Patsy Palmer remembers her late husband, Sandy D’Alemberte. Plus, she wants your stories.

Sandy-DAlemberte-3x2An outpouring of praise for the Southern gentleman and legal giant described as “the definition of a statesman” continues to flood social media, the web and email inboxes as Floridians mourned Monday’s sudden death of Talbot “Sandy” D’Alemberte.

D’Alemberte, a former president of the American Bar Association and onetime president of Florida State University who also served as dean of the school’s College of Law, was extolled as a brilliant legal scholar who made a lasting imprint on education, civil rights, criminal justice and the courts.

With a shock of white hair, a trademark bow tie and a soft, Southern drawl, was a legal icon who influenced decades of Florida governance and was called “a force of nature” by Florida Supreme Court Chief Justice Charles Canady, a conservative Republican who is was on the other end of the ideological spectrum from D’Alemberte.

D’Alemberte and his wife, Patsy Palmer, had celebrated their 30th anniversary on May 13, Palmer said in a telephone interview Tuesday.

She said her husband, who was nearly 20 years her senior, “lived fully up until the very, very end.”

Palmer stressed that her husband remained “the Sandy D’Alemberte that you met years ago” until his unexpected death at a Lake City hospital Monday afternoon.

“We will always remember that radiant Sandy D’Alemberte that we all saw and knew for so many years. He will never stop being that person. So as awful as it is that he is gone and we do not have more of him, we do not have to watch him being diminished and miserable,” she said.

For years, Palmer, also a lawyer, has been a constant presence at her husband’s side, whether at Bach Parley concerts in a downtown church or working the halls of the Capitol.

Palmer recalled that she and her husband met just a few days before her 39th birthday, and he was nearly 56 when they tied the knot.

“We had communities and friendships and values in common, and on top of that we were very much in love. He opened so many worlds for me,” she said.

“Sandy” was “a leap and the net will appear kind of guy,” a contrast to her more cautious approach to life, Palmer said.

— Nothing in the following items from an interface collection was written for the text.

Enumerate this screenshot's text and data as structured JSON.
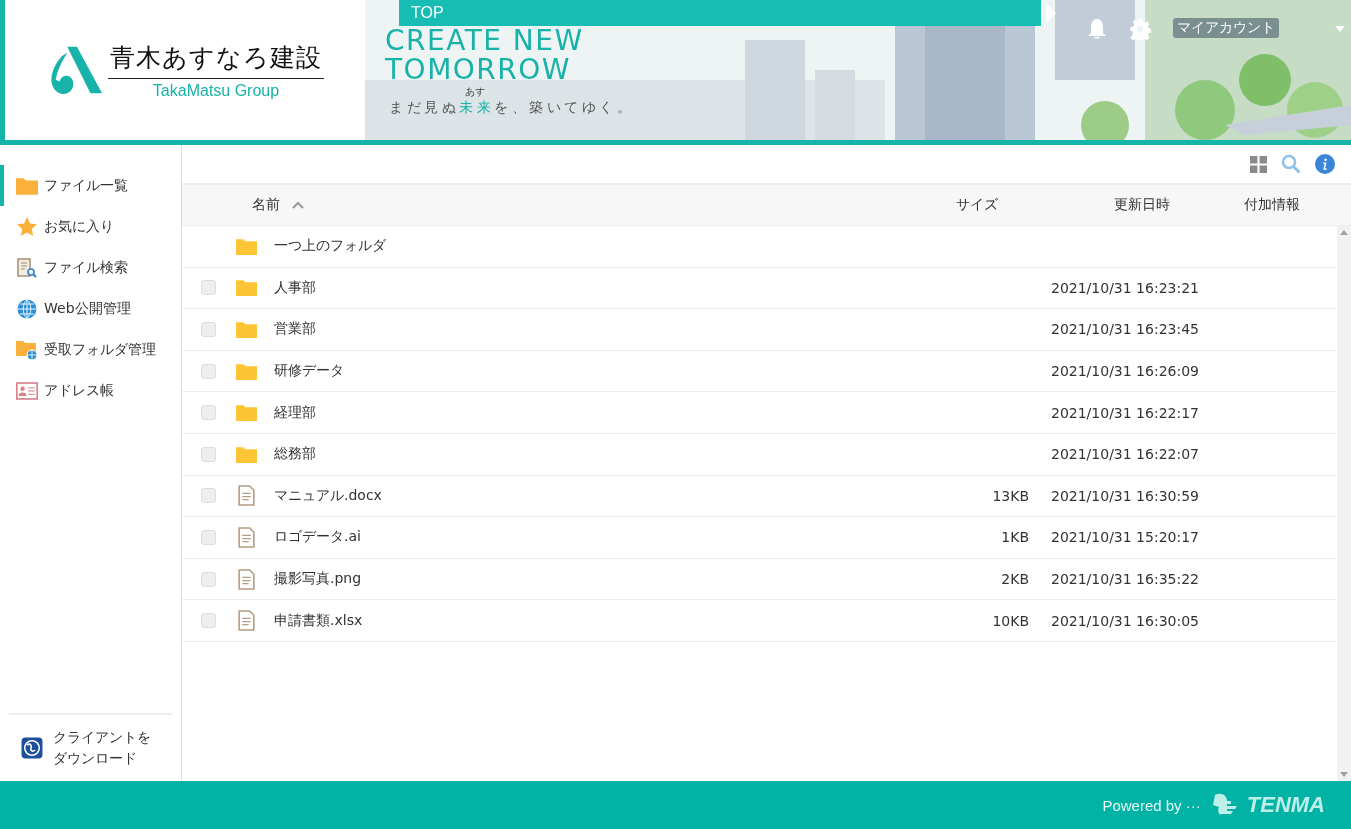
{
  "header": {
    "logo": {
      "name": "青木あすなろ建設",
      "group": "TakaMatsu Group"
    },
    "nav_label": "TOP",
    "banner": {
      "headline": [
        "CREATE NEW",
        "TOMORROW"
      ],
      "tagline": "まだ見ぬ**未来**を、築いてゆく。",
      "ruby": "あす"
    },
    "account": "マイアカウント"
  },
  "sidebar": {
    "items": [
      {
        "label": "ファイル一覧",
        "kind": "folder",
        "selected": true
      },
      {
        "label": "お気に入り",
        "kind": "star",
        "selected": false
      },
      {
        "label": "ファイル検索",
        "kind": "search",
        "selected": false
      },
      {
        "label": "Web公開管理",
        "kind": "globe",
        "selected": false
      },
      {
        "label": "受取フォルダ管理",
        "kind": "inbox",
        "selected": false
      },
      {
        "label": "アドレス帳",
        "kind": "contacts",
        "selected": false
      }
    ],
    "download": [
      "クライアントを",
      "ダウンロード"
    ]
  },
  "table": {
    "columns": [
      {
        "label": "名前",
        "sorted": true
      },
      {
        "label": "サイズ",
        "sorted": false
      },
      {
        "label": "更新日時",
        "sorted": false
      },
      {
        "label": "付加情報",
        "sorted": false
      }
    ],
    "rows": [
      {
        "kind": "parent",
        "name": "一つ上のフォルダ"
      },
      {
        "kind": "folder",
        "name": "人事部",
        "date": "2021/10/31 16:23:21",
        "checked": false
      },
      {
        "kind": "folder",
        "name": "営業部",
        "date": "2021/10/31 16:23:45",
        "checked": false
      },
      {
        "kind": "folder",
        "name": "研修データ",
        "date": "2021/10/31 16:26:09",
        "checked": false
      },
      {
        "kind": "folder",
        "name": "経理部",
        "date": "2021/10/31 16:22:17",
        "checked": false
      },
      {
        "kind": "folder",
        "name": "総務部",
        "date": "2021/10/31 16:22:07",
        "checked": false
      },
      {
        "kind": "file",
        "name": "マニュアル.docx",
        "size": "13KB",
        "date": "2021/10/31 16:30:59",
        "checked": false
      },
      {
        "kind": "file",
        "name": "ロゴデータ.ai",
        "size": "1KB",
        "date": "2021/10/31 15:20:17",
        "checked": false
      },
      {
        "kind": "file",
        "name": "撮影写真.png",
        "size": "2KB",
        "date": "2021/10/31 16:35:22",
        "checked": false
      },
      {
        "kind": "file",
        "name": "申請書類.xlsx",
        "size": "10KB",
        "date": "2021/10/31 16:30:05",
        "checked": false
      }
    ]
  },
  "footer": {
    "powered": "Powered by ···",
    "brand": "TENMA"
  }
}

“I was really the partner who said I’m not sure there was a net,” she added.

“We shared so much, in terms of what we cared about and what we believed in. He opened many worlds to me, and I just feel that if it was a partnership I was a particularly lucky part of that partnership,” Palmer said.

Palmer didn’t hesitate when asked what could be done to honor the Florida icon and show their support for his widow.

She wants stories.

“What I really hope, as people remember him over time — and that includes reporters — if people have stories about him, that they could memorialize those somehow,” Palmer said.

Folks with anecdotes can write them on index cards, type them up or make voice recordings, Palmer suggested.

“I want him to continue, vivid. I want to keep knowing more about him. I would love it if people just got stuff to me, and I will hold onto it and treasure it,” she said.

Anyone with an anecdote or remembrance they would like to share with Patsy Palmer is encouraged to send an email to darakam@gmail.com, and we will make sure she receives all messages and recordings.